Wind power is a useful source of clean energy, but it suffers from several shortcomings – not least the fact that the best wind-farm sites tend to be far from the areas that consume the most power
Setting up conventional windmill-style wind turbines in cities is impractical because they need to orientate themselves towards the wind and so require a relatively large amount of space in which to pivot. One way around this is to use vertical airfoils that can exploit the wind from any direction. But they still need to be mounted in a space of their own.
Now Sridhar Condoor at Saint Louis University in Missouri has designed a hollow, cylindrical wind turbine that has no central hub. Its tube-like form means the device could be placed around a pre-existing feature such as a chimney stack, cellphone mast or even a tree trunk.
The outside of the turbine is a cylinder that is incised with inlets to catch the wind from any direction and toothed on the inside to drive a gear that powers a generator.
A cylindrical frame within allows the main cylinder to rotate freely and can be mounted around another object – either vertically or horizontally.

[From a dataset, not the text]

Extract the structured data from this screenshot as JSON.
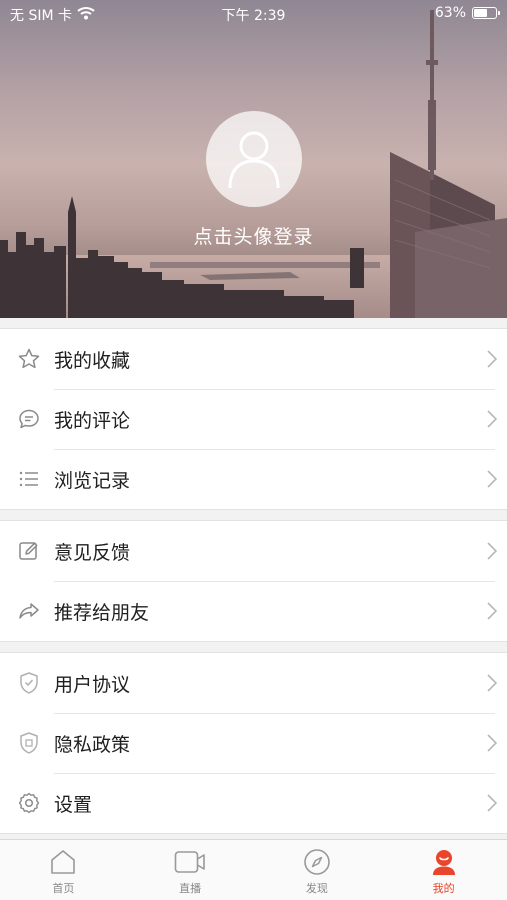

That makes it possible to install without needing clear space, and could even provide a way to hide ugly features, the patent says.
Read the full tubular wind power generator patent.